> [Instructions for the task] Pick out the lines below that include the string "days".

(Beginning of Exercise materials)

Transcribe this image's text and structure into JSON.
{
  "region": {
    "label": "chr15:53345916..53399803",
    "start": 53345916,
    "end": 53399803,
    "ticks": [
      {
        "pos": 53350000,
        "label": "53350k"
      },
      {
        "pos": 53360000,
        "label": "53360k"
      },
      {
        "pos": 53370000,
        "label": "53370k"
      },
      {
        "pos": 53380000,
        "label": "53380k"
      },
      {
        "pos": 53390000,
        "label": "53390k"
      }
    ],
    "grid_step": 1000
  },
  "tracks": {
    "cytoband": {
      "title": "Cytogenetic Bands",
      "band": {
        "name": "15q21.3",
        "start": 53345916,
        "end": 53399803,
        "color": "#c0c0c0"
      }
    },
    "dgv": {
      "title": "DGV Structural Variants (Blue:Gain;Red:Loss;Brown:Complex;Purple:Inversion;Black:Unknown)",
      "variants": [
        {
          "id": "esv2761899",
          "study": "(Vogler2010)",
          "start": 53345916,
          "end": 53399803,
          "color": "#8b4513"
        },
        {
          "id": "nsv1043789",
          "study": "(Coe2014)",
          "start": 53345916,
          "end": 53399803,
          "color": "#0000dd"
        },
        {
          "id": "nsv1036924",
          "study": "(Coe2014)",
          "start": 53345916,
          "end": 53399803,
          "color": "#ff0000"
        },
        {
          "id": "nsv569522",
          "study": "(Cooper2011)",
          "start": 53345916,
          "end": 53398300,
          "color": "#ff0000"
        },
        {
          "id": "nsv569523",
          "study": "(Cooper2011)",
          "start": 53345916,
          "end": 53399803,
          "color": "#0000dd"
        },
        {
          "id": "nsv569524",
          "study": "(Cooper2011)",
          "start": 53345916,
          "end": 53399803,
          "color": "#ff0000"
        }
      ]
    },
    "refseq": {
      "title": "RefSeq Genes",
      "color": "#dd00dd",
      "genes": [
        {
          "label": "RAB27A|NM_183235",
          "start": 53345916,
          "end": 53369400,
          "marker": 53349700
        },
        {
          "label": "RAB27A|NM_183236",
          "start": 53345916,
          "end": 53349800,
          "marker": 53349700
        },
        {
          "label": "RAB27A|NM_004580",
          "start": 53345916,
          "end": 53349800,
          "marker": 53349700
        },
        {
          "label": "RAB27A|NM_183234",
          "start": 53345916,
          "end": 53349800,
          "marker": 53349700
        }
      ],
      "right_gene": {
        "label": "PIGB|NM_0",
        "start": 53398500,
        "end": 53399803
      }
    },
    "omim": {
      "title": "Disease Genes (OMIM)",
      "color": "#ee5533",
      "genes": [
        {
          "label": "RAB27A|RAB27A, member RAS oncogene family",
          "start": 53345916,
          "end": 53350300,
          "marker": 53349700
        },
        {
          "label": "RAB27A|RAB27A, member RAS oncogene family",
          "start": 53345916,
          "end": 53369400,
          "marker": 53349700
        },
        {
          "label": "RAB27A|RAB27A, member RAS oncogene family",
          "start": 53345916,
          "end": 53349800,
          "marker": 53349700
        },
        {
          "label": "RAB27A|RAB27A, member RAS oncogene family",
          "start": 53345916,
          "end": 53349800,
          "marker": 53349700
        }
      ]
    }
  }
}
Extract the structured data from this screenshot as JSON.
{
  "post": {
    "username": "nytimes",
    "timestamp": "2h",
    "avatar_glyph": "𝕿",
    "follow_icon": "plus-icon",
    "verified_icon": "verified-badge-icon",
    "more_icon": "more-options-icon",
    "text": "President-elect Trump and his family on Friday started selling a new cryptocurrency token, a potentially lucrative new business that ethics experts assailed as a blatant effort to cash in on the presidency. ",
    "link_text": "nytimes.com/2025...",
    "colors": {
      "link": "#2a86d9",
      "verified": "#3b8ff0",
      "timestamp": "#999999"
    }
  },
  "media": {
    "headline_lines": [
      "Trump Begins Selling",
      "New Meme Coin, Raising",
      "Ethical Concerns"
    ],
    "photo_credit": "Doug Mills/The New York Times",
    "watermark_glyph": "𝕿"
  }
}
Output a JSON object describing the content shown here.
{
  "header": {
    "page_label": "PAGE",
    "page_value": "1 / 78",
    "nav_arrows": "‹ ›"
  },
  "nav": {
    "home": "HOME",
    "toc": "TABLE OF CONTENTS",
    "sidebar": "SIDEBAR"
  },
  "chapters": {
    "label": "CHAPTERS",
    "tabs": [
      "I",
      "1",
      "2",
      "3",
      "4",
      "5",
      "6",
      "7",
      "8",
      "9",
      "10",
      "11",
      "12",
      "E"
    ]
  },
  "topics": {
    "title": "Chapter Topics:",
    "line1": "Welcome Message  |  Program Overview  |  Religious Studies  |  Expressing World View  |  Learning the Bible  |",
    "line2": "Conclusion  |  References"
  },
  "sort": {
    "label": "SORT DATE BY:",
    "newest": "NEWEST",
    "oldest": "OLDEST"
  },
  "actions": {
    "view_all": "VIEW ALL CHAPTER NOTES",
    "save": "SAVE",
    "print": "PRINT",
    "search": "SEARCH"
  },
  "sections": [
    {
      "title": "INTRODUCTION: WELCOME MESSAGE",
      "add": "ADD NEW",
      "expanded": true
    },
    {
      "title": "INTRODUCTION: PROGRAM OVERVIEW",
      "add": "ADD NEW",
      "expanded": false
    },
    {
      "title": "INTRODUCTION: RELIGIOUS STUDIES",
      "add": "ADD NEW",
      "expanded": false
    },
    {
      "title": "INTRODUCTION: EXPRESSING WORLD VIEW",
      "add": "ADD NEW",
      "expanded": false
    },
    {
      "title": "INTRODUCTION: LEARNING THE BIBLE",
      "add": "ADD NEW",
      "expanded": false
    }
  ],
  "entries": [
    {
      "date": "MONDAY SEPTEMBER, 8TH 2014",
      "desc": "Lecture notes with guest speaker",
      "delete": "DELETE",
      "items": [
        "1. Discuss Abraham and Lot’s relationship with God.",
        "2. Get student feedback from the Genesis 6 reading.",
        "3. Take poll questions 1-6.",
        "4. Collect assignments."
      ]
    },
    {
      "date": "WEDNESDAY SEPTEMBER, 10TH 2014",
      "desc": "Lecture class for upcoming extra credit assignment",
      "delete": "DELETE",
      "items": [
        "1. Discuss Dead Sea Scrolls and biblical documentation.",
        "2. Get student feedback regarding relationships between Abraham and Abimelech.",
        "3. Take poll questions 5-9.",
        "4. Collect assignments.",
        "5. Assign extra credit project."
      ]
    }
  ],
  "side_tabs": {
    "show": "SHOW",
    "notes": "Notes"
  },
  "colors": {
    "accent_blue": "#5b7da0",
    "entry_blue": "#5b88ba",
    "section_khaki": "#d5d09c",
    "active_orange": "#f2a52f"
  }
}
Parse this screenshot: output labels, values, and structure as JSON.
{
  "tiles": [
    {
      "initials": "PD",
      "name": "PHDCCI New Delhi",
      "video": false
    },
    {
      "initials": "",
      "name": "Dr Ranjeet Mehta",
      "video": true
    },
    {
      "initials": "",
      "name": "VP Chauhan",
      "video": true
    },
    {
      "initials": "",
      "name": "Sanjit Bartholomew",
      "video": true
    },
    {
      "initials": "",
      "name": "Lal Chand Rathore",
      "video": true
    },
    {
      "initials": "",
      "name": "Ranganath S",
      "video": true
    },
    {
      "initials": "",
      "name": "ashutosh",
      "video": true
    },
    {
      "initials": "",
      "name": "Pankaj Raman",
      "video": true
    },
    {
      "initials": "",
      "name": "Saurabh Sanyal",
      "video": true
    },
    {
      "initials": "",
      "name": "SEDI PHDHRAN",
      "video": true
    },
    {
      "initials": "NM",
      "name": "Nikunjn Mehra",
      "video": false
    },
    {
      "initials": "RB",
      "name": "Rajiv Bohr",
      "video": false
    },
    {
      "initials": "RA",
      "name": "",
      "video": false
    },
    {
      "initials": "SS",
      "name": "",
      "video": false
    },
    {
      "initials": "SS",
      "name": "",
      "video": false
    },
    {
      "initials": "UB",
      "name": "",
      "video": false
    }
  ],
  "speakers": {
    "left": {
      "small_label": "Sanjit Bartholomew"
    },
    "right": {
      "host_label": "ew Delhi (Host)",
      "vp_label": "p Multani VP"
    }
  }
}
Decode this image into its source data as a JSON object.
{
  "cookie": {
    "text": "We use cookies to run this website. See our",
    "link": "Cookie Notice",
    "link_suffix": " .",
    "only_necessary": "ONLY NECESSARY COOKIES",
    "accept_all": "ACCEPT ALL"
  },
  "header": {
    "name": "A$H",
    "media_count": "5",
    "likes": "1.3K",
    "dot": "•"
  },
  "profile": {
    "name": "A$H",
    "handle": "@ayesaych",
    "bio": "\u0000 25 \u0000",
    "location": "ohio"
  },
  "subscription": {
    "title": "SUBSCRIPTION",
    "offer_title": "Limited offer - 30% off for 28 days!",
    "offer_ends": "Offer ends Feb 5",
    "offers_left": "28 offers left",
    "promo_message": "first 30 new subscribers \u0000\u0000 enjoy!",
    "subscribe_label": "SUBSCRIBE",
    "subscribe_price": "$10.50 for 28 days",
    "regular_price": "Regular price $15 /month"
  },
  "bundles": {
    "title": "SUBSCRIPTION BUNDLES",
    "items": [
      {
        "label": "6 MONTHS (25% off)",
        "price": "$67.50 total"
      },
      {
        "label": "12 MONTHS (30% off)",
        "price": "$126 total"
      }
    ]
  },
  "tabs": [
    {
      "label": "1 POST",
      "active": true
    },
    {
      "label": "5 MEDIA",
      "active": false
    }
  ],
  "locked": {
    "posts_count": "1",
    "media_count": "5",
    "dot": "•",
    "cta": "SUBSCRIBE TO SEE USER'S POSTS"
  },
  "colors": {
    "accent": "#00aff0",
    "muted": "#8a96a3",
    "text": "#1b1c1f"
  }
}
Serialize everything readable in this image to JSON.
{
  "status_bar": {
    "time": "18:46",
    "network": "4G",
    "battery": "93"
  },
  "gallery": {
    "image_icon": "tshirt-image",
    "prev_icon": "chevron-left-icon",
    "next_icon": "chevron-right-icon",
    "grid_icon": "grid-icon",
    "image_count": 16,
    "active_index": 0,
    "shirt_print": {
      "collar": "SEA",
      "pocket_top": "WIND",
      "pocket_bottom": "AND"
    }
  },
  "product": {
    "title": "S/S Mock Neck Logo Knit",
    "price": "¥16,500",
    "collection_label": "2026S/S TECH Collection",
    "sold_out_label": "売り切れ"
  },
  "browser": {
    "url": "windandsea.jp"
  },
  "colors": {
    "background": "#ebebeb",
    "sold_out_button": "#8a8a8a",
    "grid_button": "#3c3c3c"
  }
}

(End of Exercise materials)

> [Output for this exercise]
    "offer_title": "Limited offer - 30% off for 28 days!",
    "subscribe_price": "$10.50 for 28 days",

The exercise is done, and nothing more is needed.